WHAT IS REQUIRED => If a line in the entries includes "title", show that line.

SOURCE INFORMATION =>
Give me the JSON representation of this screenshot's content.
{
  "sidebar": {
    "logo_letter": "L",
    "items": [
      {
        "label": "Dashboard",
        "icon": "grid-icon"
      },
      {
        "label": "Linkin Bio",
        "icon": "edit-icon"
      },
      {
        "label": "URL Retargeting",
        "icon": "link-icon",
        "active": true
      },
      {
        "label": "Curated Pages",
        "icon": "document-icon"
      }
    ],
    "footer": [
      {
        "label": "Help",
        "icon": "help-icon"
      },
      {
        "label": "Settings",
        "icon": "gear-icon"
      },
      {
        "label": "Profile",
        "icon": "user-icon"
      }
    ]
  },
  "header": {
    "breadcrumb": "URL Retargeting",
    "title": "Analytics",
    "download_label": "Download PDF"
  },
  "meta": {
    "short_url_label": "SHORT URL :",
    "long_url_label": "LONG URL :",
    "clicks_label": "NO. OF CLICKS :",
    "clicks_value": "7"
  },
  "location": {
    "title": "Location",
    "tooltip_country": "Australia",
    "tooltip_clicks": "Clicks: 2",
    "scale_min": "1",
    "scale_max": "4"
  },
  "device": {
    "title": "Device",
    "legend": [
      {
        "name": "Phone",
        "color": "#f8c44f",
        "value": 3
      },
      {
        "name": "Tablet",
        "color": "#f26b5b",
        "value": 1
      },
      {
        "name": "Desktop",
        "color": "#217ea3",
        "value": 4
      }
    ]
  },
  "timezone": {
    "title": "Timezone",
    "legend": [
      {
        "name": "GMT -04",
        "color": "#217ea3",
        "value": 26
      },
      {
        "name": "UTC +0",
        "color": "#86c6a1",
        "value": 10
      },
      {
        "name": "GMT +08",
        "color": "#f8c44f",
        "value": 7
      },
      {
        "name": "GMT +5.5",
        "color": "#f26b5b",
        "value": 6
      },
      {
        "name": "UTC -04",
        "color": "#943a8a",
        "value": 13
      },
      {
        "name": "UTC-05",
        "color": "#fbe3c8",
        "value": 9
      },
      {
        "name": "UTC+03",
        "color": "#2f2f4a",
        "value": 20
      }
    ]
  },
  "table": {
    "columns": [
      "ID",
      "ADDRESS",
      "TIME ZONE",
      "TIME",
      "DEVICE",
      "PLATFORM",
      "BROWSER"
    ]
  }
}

EXERCISE OUTPUT =>
    "title": "Analytics",
    "title": "Location",
    "title": "Device",
    "title": "Timezone",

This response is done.